WHAT YOU HAVE TO DO >> Your answer should consist of each line from the data below that contains "number".

Dataset excerpts:
........
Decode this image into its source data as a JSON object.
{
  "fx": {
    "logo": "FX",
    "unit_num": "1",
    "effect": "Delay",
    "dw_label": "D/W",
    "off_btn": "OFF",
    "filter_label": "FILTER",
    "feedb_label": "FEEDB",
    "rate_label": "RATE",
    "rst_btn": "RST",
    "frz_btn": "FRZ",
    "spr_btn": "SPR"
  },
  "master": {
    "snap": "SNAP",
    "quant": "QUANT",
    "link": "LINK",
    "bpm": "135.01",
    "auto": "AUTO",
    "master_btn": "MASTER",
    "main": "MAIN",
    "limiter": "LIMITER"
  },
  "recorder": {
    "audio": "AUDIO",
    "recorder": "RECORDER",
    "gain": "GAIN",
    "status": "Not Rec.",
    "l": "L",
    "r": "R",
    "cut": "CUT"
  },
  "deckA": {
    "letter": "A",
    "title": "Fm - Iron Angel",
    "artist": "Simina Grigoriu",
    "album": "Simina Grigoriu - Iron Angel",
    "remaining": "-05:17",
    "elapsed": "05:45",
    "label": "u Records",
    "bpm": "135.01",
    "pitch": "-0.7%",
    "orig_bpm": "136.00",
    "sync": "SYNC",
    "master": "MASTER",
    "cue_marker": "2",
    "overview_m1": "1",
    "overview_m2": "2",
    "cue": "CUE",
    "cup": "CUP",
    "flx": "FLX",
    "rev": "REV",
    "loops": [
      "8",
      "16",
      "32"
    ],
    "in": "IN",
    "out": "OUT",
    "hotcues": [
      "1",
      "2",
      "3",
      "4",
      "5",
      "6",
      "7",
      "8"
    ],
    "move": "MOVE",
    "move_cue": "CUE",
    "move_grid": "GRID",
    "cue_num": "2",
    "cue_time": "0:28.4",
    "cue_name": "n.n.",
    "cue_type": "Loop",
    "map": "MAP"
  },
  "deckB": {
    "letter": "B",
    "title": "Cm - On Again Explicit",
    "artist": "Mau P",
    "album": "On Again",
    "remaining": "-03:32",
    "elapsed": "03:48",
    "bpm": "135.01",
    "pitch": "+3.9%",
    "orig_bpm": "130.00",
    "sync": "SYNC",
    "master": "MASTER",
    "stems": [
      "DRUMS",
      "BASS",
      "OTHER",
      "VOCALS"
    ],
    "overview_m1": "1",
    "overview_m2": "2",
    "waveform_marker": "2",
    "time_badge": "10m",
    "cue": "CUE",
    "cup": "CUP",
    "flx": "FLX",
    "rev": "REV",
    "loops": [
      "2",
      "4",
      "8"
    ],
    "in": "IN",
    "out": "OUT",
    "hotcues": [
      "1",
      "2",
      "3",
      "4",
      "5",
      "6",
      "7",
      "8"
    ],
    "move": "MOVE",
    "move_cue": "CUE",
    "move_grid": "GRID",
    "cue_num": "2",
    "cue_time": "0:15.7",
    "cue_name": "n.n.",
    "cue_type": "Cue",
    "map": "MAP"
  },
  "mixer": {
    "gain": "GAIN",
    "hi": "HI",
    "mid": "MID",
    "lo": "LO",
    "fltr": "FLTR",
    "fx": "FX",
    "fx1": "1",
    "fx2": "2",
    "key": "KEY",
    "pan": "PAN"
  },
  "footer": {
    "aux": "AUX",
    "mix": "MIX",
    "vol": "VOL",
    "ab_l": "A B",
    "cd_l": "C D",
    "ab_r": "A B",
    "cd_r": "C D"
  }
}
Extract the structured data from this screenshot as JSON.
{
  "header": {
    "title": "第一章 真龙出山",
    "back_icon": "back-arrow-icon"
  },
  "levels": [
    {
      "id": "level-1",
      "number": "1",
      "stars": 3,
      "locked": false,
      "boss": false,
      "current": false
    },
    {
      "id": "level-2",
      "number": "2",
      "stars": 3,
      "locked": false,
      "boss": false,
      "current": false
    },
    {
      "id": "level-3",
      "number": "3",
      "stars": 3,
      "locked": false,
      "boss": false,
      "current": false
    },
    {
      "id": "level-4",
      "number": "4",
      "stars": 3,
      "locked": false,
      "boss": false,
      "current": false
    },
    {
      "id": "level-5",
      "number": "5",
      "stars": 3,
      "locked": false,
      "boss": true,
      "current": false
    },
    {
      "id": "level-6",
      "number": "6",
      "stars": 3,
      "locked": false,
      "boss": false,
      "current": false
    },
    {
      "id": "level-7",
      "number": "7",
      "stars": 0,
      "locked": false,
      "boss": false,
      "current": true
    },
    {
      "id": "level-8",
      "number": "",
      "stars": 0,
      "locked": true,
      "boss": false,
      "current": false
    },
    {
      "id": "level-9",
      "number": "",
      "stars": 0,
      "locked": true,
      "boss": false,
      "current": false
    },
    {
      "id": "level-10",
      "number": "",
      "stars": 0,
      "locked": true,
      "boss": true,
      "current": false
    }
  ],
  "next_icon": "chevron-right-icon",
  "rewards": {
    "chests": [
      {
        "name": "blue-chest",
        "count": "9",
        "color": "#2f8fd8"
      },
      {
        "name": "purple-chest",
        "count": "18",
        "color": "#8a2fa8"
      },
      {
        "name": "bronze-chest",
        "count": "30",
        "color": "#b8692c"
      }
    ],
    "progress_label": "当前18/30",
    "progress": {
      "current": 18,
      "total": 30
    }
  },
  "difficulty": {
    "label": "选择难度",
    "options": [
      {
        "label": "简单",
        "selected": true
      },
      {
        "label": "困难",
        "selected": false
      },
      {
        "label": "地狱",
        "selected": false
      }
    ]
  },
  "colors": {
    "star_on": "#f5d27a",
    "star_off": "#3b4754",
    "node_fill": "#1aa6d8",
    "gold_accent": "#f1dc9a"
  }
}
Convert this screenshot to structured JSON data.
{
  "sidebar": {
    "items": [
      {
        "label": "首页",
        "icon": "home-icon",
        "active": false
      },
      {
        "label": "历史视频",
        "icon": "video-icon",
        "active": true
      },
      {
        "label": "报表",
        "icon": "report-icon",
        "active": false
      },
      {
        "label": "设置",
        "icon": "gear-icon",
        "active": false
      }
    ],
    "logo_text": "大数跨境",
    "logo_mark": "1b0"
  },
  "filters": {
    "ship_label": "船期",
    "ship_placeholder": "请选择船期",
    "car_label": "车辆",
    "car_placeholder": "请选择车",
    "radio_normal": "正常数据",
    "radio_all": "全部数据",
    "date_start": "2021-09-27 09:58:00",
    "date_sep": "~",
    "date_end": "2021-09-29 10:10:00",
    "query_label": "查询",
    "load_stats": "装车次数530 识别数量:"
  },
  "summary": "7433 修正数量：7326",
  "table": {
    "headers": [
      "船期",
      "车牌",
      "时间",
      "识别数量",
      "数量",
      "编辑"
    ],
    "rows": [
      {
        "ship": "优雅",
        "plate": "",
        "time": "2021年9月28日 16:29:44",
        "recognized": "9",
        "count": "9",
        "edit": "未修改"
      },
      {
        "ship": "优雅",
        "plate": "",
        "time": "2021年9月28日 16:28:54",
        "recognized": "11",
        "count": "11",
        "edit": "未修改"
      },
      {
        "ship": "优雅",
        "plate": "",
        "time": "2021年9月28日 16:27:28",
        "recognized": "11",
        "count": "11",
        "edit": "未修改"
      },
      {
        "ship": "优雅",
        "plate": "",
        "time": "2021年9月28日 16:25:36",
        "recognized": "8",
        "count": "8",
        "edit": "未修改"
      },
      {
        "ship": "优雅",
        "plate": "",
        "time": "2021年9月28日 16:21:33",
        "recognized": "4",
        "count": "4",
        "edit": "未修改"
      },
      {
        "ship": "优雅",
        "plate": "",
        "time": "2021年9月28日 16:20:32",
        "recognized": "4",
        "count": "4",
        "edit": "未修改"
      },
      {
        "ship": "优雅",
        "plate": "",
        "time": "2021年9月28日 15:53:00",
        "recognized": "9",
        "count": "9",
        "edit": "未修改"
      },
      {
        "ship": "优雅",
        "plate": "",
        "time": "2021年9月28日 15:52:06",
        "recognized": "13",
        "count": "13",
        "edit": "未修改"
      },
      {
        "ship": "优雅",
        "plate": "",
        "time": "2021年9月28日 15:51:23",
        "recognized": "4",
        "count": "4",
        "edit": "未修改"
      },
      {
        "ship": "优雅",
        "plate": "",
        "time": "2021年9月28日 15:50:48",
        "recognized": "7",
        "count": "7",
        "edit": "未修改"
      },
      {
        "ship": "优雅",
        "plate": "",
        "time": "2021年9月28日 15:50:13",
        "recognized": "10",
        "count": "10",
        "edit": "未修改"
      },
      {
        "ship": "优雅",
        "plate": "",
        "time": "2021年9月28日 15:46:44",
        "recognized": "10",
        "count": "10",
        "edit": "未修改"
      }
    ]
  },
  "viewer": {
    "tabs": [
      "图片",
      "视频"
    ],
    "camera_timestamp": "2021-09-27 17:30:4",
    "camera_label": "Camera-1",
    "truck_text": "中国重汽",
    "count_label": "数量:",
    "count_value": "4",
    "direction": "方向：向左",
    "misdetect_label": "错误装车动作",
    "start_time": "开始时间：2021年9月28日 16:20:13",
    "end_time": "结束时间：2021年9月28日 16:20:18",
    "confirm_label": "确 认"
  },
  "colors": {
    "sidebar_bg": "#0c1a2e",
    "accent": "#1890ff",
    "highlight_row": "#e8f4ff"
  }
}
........
EXERCISE OUTPUT >>
      "number": "1",
      "number": "2",
      "number": "3",
      "number": "4",
      "number": "5",
      "number": "6",
      "number": "7",
      "number": "",
      "number": "",
      "number": "",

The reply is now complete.